◆ WORK TASK ◆
In the data below, how many lines contain the string "error"? Give only the number.

[Recorded data]
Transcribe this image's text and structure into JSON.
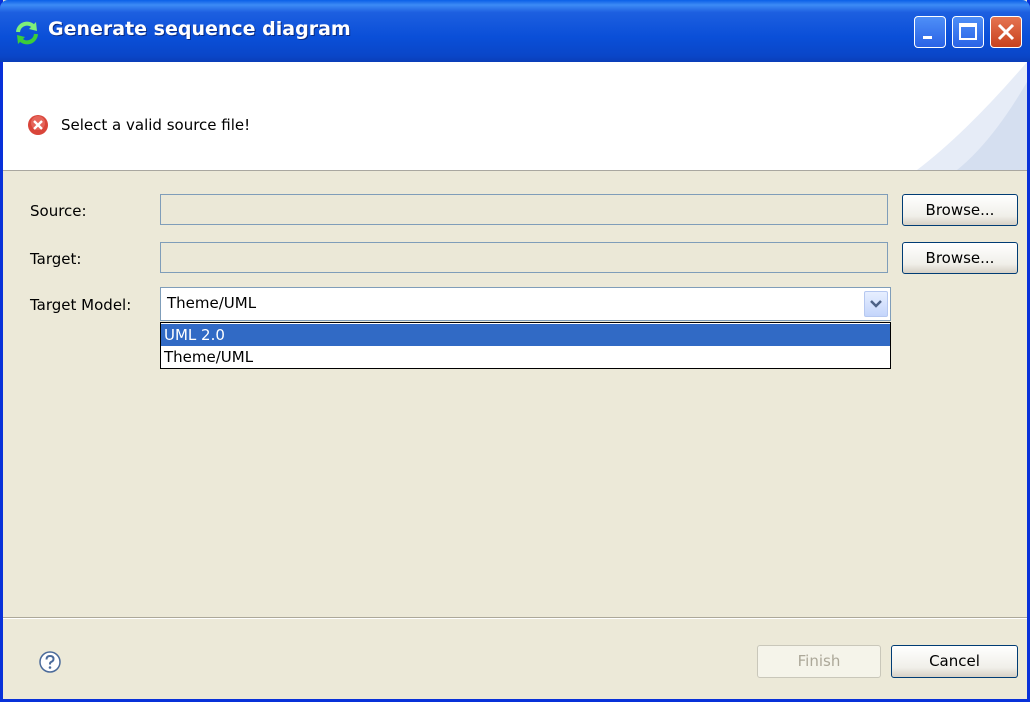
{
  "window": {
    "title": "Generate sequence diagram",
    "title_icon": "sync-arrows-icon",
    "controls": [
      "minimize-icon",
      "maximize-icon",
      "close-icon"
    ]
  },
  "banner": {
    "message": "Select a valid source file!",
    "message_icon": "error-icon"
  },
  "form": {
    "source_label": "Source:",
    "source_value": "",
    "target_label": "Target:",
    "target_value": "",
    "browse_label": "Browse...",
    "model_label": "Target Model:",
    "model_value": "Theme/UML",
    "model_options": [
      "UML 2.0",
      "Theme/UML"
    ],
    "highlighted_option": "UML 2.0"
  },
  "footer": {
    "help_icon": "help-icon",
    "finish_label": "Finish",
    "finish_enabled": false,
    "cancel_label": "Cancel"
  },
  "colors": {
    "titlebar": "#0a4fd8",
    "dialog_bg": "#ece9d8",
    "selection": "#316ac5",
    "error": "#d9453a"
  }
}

◆ ANSWER SPACE ◆
2